I think the more capable you are of going with the grain, the more unique you are. If you’re just as comfortable identifying and hanging out with the religious cheerleaders as you are to dropouts from broken families, you’re a more diverse person, which means that you’re more unique than someone who adamantly tries to defy convention by alienating everyone around them. They have one tool in their arsenal, you have an infinite amount. There’s also a somewhat unnerving fallacy that being yourself means that you should stand up for your beliefs even if there’s an overwhelming amount of evidence that you’re wrong.
Of course, this is just my perspective, and I am a malleable and flighty person. Some people could counter that it’s a strong sense of self that leads them away from bad influences and to the right path. I've met people who are pretty much identical to the way they were when I met them, now a decade or so later. I don't know if I consider them unique either; they're adhering to what works for being them, and there's nothing special about self preservation.
Being yourself is such an odd uniform to wear. I don't even know if I could define what my sense of self is. Sociologists call this constant shaping of self based on context dramaturgy. We are a different person to our mothers, loves, best friends or enemies. Is any one of those people that you are more you? Do you have to be completely original in any of those particular context?
Boy ladies and gentlemen, that went nowhere.
About A Blog

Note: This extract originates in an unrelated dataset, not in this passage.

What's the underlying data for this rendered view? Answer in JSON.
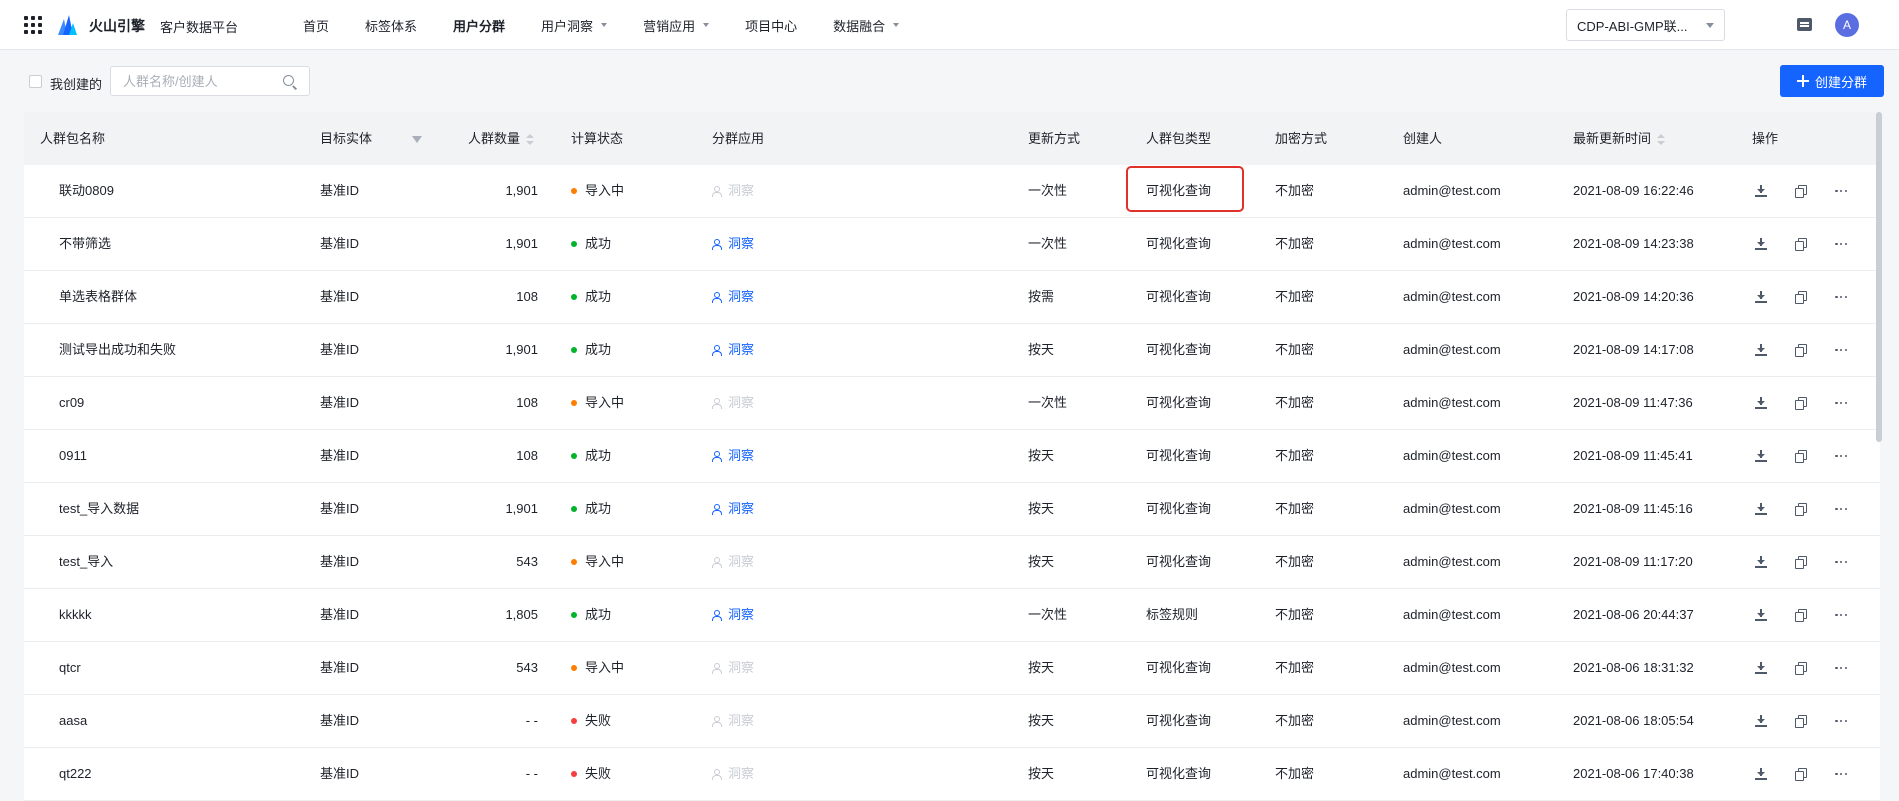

I'm a Denver Comedian, occasional cartoonist and person of interest to someone, probably. These articles are really too long.